This news comes on the heals of a story that we reported on February “Download An MP3, Go To Jail For 3 Years. ” (see story) where we reported that lawmakers and the Justice Department were apparently planning to utilize a little known law called the “No Electronic Theft (NET) Act,” to begin procecuting file traders. That law was passed by Congress and signed by Bill Clinton in 1997 with very little notice from the media. But last July, 19 members of Congress wrote a letter to Attorney General John Ashcroft urging him to "to prosecute individuals who intentionally allow mass copying from their computer over peer-to-peer networks." Sen. Joseph Biden, D-Del., Rep. James Sensenbrenner, R-Wis., and Sen. Dianne Feinstein, D-Calif were among the 19 politicians urging the Attorney General to start taking action against online file swappers due to their concern over the "staggering increase in the amount of intellectual property pirated over the Internet through peer-to-peer systems."

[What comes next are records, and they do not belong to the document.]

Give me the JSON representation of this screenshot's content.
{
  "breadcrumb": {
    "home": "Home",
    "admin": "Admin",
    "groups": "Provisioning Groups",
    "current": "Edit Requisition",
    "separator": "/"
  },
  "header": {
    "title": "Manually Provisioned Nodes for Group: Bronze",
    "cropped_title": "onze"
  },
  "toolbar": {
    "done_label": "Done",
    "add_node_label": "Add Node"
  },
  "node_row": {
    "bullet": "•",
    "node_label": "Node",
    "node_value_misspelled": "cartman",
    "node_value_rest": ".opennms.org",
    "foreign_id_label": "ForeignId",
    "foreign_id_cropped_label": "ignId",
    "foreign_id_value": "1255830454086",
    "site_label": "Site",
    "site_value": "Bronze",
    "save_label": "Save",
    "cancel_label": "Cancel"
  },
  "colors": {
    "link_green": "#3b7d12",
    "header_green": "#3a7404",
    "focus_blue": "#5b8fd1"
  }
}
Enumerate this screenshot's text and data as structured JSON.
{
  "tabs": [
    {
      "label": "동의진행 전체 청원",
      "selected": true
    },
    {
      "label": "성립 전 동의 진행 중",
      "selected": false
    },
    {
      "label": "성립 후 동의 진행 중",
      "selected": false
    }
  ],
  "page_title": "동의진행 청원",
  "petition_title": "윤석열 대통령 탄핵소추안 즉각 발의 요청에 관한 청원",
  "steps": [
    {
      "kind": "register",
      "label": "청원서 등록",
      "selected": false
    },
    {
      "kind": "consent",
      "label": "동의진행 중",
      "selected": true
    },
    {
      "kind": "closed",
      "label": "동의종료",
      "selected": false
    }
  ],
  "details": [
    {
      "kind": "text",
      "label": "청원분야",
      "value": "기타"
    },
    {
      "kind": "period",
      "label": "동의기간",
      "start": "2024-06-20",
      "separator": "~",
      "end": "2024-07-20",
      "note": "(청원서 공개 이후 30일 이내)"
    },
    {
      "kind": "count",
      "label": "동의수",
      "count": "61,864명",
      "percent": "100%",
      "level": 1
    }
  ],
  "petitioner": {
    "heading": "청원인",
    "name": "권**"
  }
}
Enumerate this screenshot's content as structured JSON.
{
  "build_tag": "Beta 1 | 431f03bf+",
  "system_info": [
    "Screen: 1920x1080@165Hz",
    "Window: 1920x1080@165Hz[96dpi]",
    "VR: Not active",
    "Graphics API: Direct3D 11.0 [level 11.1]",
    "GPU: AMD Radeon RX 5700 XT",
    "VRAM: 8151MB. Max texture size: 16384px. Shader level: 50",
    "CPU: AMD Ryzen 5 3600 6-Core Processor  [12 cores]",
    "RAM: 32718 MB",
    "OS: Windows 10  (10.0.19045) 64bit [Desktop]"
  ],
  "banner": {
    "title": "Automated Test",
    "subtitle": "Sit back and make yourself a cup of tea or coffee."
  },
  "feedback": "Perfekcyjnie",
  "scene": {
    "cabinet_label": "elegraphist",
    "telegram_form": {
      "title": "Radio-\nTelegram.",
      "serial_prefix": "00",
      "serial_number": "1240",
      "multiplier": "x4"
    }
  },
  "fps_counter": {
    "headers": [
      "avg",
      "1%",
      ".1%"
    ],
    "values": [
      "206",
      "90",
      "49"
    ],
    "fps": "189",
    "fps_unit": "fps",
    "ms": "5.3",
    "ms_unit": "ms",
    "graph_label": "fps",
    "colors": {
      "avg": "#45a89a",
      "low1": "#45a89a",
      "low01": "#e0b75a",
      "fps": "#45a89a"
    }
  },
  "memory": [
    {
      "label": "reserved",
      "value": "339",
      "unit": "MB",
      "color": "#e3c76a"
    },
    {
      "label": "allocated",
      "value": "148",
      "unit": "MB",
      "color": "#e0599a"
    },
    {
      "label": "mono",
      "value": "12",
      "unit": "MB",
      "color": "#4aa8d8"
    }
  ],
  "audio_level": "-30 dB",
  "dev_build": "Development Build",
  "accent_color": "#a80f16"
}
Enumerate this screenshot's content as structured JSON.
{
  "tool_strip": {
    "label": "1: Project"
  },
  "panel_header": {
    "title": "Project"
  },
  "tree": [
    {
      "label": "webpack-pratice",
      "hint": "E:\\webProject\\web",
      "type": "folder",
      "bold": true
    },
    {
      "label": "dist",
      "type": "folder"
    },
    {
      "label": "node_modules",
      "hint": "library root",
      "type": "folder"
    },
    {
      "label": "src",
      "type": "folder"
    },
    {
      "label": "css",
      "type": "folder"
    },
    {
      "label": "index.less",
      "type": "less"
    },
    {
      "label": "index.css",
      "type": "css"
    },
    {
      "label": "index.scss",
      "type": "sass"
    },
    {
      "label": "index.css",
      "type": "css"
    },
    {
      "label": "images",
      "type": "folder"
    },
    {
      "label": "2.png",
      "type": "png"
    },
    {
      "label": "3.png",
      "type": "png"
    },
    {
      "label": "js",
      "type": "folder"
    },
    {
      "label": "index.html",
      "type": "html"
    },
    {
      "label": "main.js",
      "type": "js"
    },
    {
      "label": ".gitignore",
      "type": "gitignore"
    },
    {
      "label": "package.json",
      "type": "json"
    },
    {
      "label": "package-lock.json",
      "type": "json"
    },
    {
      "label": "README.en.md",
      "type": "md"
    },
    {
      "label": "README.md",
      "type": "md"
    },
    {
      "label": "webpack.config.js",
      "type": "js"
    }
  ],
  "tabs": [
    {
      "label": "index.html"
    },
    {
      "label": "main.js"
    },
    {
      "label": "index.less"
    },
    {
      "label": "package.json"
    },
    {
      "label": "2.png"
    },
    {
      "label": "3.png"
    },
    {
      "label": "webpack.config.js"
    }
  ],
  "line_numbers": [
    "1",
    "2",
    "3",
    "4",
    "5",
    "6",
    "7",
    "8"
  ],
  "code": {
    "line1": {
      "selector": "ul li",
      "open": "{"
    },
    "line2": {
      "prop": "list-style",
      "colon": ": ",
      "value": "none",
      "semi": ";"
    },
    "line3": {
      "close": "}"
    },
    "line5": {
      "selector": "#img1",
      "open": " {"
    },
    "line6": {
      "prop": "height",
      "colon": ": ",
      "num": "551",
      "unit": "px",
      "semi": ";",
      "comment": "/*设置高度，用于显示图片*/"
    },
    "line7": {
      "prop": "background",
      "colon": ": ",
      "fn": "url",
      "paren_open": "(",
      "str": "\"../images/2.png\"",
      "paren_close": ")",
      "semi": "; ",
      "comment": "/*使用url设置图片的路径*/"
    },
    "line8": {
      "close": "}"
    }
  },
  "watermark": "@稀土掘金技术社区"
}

Now according to the Wired.com story congressman John Carter is ready to move forward with plans to jail student file swappers using the law. "What these kids don't realize is that every time they pull up music and movies and make a copy, they are committing a felony under the United States code," Carter said in an interview. "If you were to prosecute someone and give them three years, I think this would act as a deterrent."
Some university officials don’t like the idea and claim that they have increased their efforts to help stop illegal file swapping on university run networks.
"I can't see turning millions of college students into criminals," Graham Spanier, president of Pennsylvania State University was quotes as saying in the Wired.com story. "We'd have to build a lot of new prisons to hold the lawbreakers engaged in piracy of copyrighted materials."
Carter isn’t looking to lock up all student file swappers but believes that arresting a few college students would set an example for other students and as Wired.com reported “go a long way toward bringing home the message that sharing and duplicating copyrighted materials is wrong.”
"Sometimes it takes the shock value of
someone actually being punished," Carter said. "In this particular instance
it might also send a message to these kids that are operating on these
networks that, 'Hey, I better stop.'"
Carter, a former Texas district judge, predicts that if a few students were arrested for file swapping then "That information sent out to kids would be a real eye opener. I think you would have a 50 percent falloff, at least, of these people.”
He adds, "I'm not out to get the kids, I'm out to get their attention." And some headlines, he didn’t add.
Would seeing other people prosecuted for file swapping keep you from swapping files yourself? Sound off in the Fan Speak section below. .